EXERCISE OBJECTIVE
When a line in the entries below contains "into", tally it; give the tally with nothing added.

[Dataset entries]
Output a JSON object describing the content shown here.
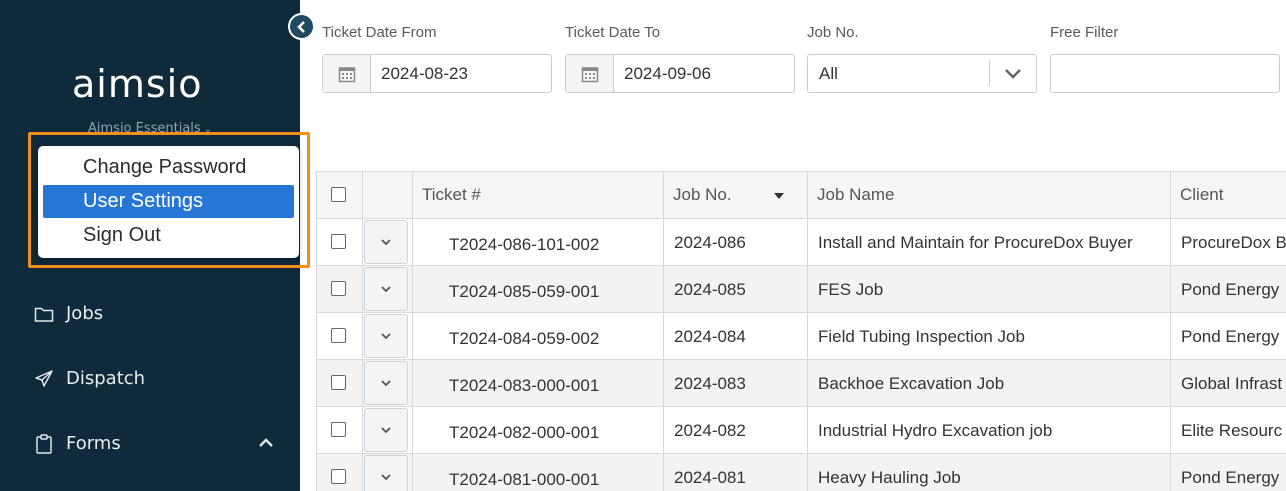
{
  "sidebar": {
    "logo_text": "aimsio",
    "org_name": "Aimsio Essentials",
    "nav": {
      "jobs": "Jobs",
      "dispatch": "Dispatch",
      "forms": "Forms"
    }
  },
  "user_menu": {
    "items": [
      "Change Password",
      "User Settings",
      "Sign Out"
    ],
    "selected": "User Settings"
  },
  "filters": {
    "date_from_label": "Ticket Date From",
    "date_from_value": "2024-08-23",
    "date_to_label": "Ticket Date To",
    "date_to_value": "2024-09-06",
    "job_no_label": "Job No.",
    "job_no_value": "All",
    "free_filter_label": "Free Filter",
    "free_filter_value": ""
  },
  "table": {
    "columns": [
      "Ticket #",
      "Job No.",
      "Job Name",
      "Client"
    ],
    "sort_column": "Job No.",
    "sort_direction": "desc",
    "rows": [
      {
        "ticket": "T2024-086-101-002",
        "job_no": "2024-086",
        "job_name": "Install and Maintain for ProcureDox Buyer",
        "client": "ProcureDox B"
      },
      {
        "ticket": "T2024-085-059-001",
        "job_no": "2024-085",
        "job_name": "FES Job",
        "client": "Pond Energy"
      },
      {
        "ticket": "T2024-084-059-002",
        "job_no": "2024-084",
        "job_name": "Field Tubing Inspection Job",
        "client": "Pond Energy"
      },
      {
        "ticket": "T2024-083-000-001",
        "job_no": "2024-083",
        "job_name": "Backhoe Excavation Job",
        "client": "Global Infrast"
      },
      {
        "ticket": "T2024-082-000-001",
        "job_no": "2024-082",
        "job_name": "Industrial Hydro Excavation job",
        "client": "Elite Resourc"
      },
      {
        "ticket": "T2024-081-000-001",
        "job_no": "2024-081",
        "job_name": "Heavy Hauling Job",
        "client": "Pond Energy"
      }
    ]
  },
  "colors": {
    "sidebar_bg": "#0e2a3b",
    "menu_highlight": "#2676d6",
    "focus_outline": "#f0901e"
  }
}
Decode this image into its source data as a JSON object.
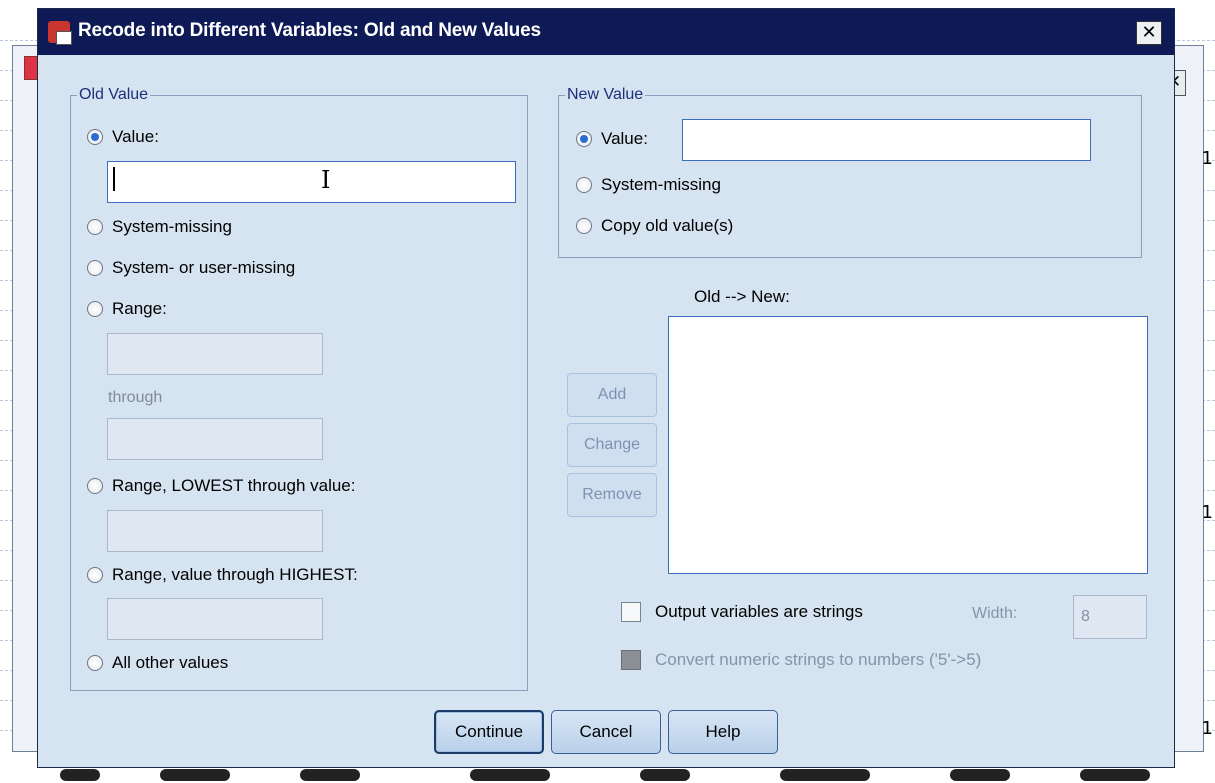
{
  "dialog": {
    "title": "Recode into Different Variables: Old and New Values",
    "close_glyph": "✕"
  },
  "background": {
    "row_numbers": [
      "1",
      "1",
      "1"
    ]
  },
  "old_value": {
    "legend": "Old Value",
    "value_label": "Value:",
    "value_text": "",
    "system_missing": "System-missing",
    "system_or_user_missing": "System- or user-missing",
    "range": "Range:",
    "through": "through",
    "range_lowest": "Range, LOWEST through value:",
    "range_highest": "Range, value through HIGHEST:",
    "all_other": "All other values",
    "selected": "Value:"
  },
  "new_value": {
    "legend": "New Value",
    "value_label": "Value:",
    "value_text": "",
    "system_missing": "System-missing",
    "copy_old": "Copy old value(s)",
    "selected": "Value:"
  },
  "mapping": {
    "label": "Old --> New:",
    "items": []
  },
  "actions": {
    "add": "Add",
    "change": "Change",
    "remove": "Remove"
  },
  "options": {
    "output_strings": "Output variables are strings",
    "output_strings_checked": false,
    "width_label": "Width:",
    "width_value": "8",
    "convert_numeric": "Convert numeric strings to numbers ('5'->5)",
    "convert_numeric_enabled": false
  },
  "footer": {
    "continue": "Continue",
    "cancel": "Cancel",
    "help": "Help"
  },
  "colors": {
    "titlebar": "#0e1a55",
    "dialog_bg": "#d6e3f1",
    "accent": "#2a6bd1"
  }
}
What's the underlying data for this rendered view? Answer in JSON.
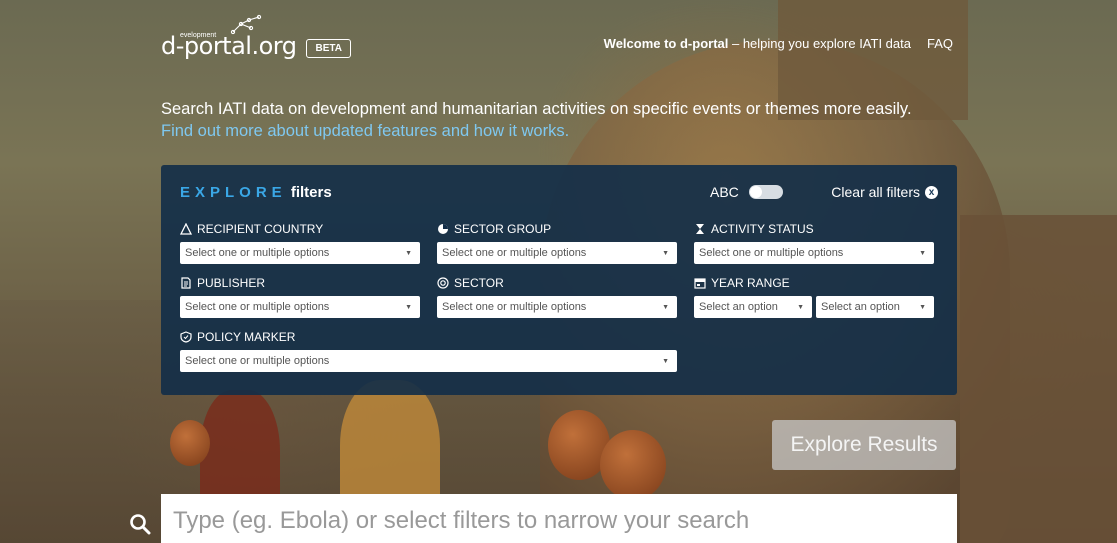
{
  "logo": {
    "small": "evelopment",
    "main": "d-portal.org",
    "badge": "BETA"
  },
  "nav": {
    "welcome_bold": "Welcome to d-portal",
    "welcome_rest": " – helping you explore IATI data",
    "faq": "FAQ"
  },
  "intro": {
    "line1": "Search IATI data on development and humanitarian activities on specific events or themes more easily.",
    "link": "Find out more about updated features and how it works."
  },
  "explore": {
    "title_a": "EXPLORE",
    "title_b": " filters",
    "abc_label": "ABC",
    "clear_label": "Clear all filters",
    "clear_icon": "x",
    "filters": {
      "recipient_country": {
        "label": "RECIPIENT COUNTRY",
        "placeholder": "Select one or multiple options",
        "icon": "triangle-icon"
      },
      "sector_group": {
        "label": "SECTOR GROUP",
        "placeholder": "Select one or multiple options",
        "icon": "pie-icon"
      },
      "activity_status": {
        "label": "ACTIVITY STATUS",
        "placeholder": "Select one or multiple options",
        "icon": "hourglass-icon"
      },
      "publisher": {
        "label": "PUBLISHER",
        "placeholder": "Select one or multiple options",
        "icon": "document-icon"
      },
      "sector": {
        "label": "SECTOR",
        "placeholder": "Select one or multiple options",
        "icon": "target-icon"
      },
      "year_range": {
        "label": "YEAR RANGE",
        "from_placeholder": "Select an option",
        "to_placeholder": "Select an option",
        "icon": "calendar-icon"
      },
      "policy_marker": {
        "label": "POLICY MARKER",
        "placeholder": "Select one or multiple options",
        "icon": "shield-icon"
      }
    }
  },
  "explore_button": "Explore Results",
  "search": {
    "placeholder": "Type (eg. Ebola) or select filters to narrow your search"
  },
  "colors": {
    "panel": "#122d48",
    "accent": "#3aa7e6",
    "link": "#7fc8f0"
  }
}
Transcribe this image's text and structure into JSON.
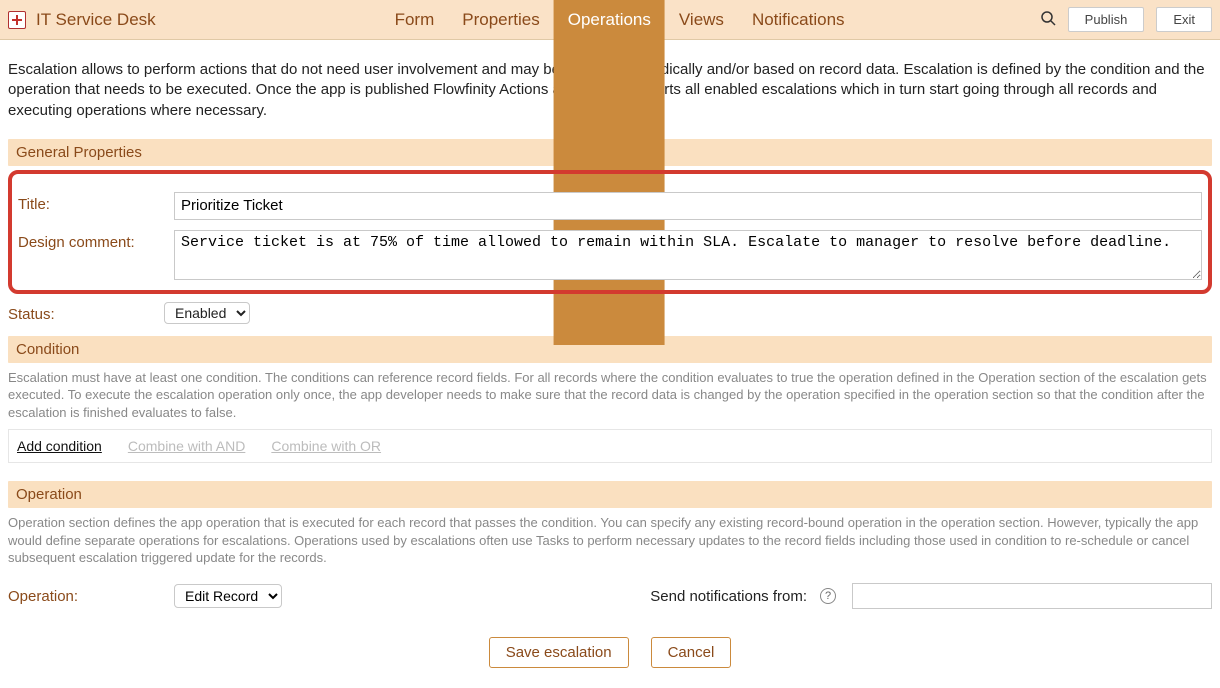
{
  "header": {
    "app_title": "IT Service Desk",
    "tabs": [
      "Form",
      "Properties",
      "Operations",
      "Views",
      "Notifications"
    ],
    "active_tab": 2,
    "publish_label": "Publish",
    "exit_label": "Exit"
  },
  "intro_text": "Escalation allows to perform actions that do not need user involvement and may be triggered periodically and/or based on record data. Escalation is defined by the condition and the operation that needs to be executed. Once the app is published Flowfinity Actions automatically starts all enabled escalations which in turn start going through all records and executing operations where necessary.",
  "general": {
    "section_title": "General Properties",
    "title_label": "Title:",
    "title_value": "Prioritize Ticket",
    "design_comment_label": "Design comment:",
    "design_comment_value": "Service ticket is at 75% of time allowed to remain within SLA. Escalate to manager to resolve before deadline.",
    "status_label": "Status:",
    "status_value": "Enabled"
  },
  "condition": {
    "section_title": "Condition",
    "help_text": "Escalation must have at least one condition. The conditions can reference record fields. For all records where the condition evaluates to true the operation defined in the Operation section of the escalation gets executed. To execute the escalation operation only once, the app developer needs to make sure that the record data is changed by the operation specified in the operation section so that the condition after the escalation is finished evaluates to false.",
    "links": {
      "add": "Add condition",
      "combine_and": "Combine with AND",
      "combine_or": "Combine with OR"
    }
  },
  "operation": {
    "section_title": "Operation",
    "help_text": "Operation section defines the app operation that is executed for each record that passes the condition. You can specify any existing record-bound operation in the operation section. However, typically the app would define separate operations for escalations. Operations used by escalations often use Tasks to perform necessary updates to the record fields including those used in condition to re-schedule or cancel subsequent escalation triggered update for the records.",
    "operation_label": "Operation:",
    "operation_value": "Edit Record",
    "notif_label": "Send notifications from:",
    "notif_value": ""
  },
  "buttons": {
    "save": "Save escalation",
    "cancel": "Cancel"
  }
}
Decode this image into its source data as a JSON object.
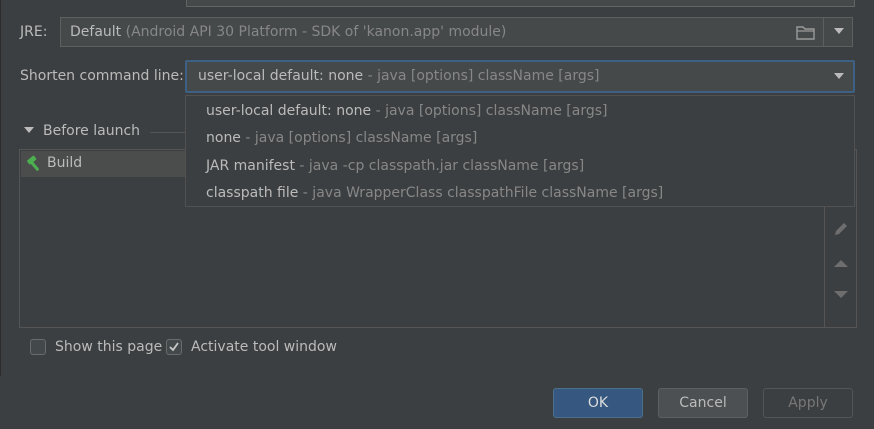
{
  "jre": {
    "label": "JRE:",
    "value": "Default",
    "detail": "(Android API 30 Platform - SDK of 'kanon.app' module)",
    "icon": "folder-icon"
  },
  "shorten": {
    "label": "Shorten command line:",
    "selected": {
      "main": "user-local default: none",
      "hint": " - java [options] className [args]"
    },
    "options": [
      {
        "main": "user-local default: none",
        "hint": " - java [options] className [args]"
      },
      {
        "main": "none",
        "hint": " - java [options] className [args]"
      },
      {
        "main": "JAR manifest",
        "hint": " - java -cp classpath.jar className [args]"
      },
      {
        "main": "classpath file",
        "hint": " - java WrapperClass classpathFile className [args]"
      }
    ]
  },
  "before_launch": {
    "title": "Before launch",
    "tasks": [
      {
        "label": "Build",
        "icon": "hammer-icon"
      }
    ],
    "side_icons": [
      "pencil-icon",
      "move-up-icon",
      "move-down-icon"
    ]
  },
  "options": {
    "show_page": {
      "label": "Show this page",
      "checked": false
    },
    "activate_tool": {
      "label": "Activate tool window",
      "checked": true
    }
  },
  "buttons": {
    "ok": "OK",
    "cancel": "Cancel",
    "apply": "Apply"
  },
  "colors": {
    "accent": "#365880",
    "focus_border": "#3d6185",
    "background": "#3c3f41",
    "hammer": "#4caf50"
  }
}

EXPECTED ANSWER
4